RAW DATA
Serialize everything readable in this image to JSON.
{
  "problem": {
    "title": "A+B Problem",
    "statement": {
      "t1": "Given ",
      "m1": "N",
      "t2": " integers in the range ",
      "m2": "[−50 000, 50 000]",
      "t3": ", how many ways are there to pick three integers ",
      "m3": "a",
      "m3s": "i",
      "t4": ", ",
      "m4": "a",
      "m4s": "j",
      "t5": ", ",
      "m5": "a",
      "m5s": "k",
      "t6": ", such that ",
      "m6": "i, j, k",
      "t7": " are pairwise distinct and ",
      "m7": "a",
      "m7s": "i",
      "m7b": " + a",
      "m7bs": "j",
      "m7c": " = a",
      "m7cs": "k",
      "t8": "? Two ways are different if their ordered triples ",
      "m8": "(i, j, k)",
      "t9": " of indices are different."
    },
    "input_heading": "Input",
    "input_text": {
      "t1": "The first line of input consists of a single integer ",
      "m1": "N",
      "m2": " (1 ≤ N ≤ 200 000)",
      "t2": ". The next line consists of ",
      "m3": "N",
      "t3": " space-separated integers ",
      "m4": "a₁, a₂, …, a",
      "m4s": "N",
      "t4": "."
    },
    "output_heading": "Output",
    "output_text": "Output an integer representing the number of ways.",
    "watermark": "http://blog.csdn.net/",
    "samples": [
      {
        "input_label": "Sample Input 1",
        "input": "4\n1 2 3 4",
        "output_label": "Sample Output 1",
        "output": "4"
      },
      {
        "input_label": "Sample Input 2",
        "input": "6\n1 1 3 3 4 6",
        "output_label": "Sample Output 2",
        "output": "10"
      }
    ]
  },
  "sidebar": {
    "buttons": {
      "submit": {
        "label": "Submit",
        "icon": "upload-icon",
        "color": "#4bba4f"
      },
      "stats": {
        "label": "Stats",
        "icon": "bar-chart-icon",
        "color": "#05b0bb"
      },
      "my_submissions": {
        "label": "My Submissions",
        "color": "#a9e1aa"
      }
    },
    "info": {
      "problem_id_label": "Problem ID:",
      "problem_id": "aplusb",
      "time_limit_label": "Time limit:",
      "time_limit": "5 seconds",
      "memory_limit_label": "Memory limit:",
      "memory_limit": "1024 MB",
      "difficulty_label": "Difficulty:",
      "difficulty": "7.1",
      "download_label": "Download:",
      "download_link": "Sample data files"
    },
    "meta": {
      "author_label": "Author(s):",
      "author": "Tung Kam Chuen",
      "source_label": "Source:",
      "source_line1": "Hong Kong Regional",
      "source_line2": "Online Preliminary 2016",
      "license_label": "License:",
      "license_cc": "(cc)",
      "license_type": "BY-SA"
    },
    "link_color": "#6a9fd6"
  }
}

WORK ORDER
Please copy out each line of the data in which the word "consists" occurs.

RESULT OF THE EXERCISE
      "t1": "The first line of input consists of a single integer ",
      "t2": ". The next line consists of ",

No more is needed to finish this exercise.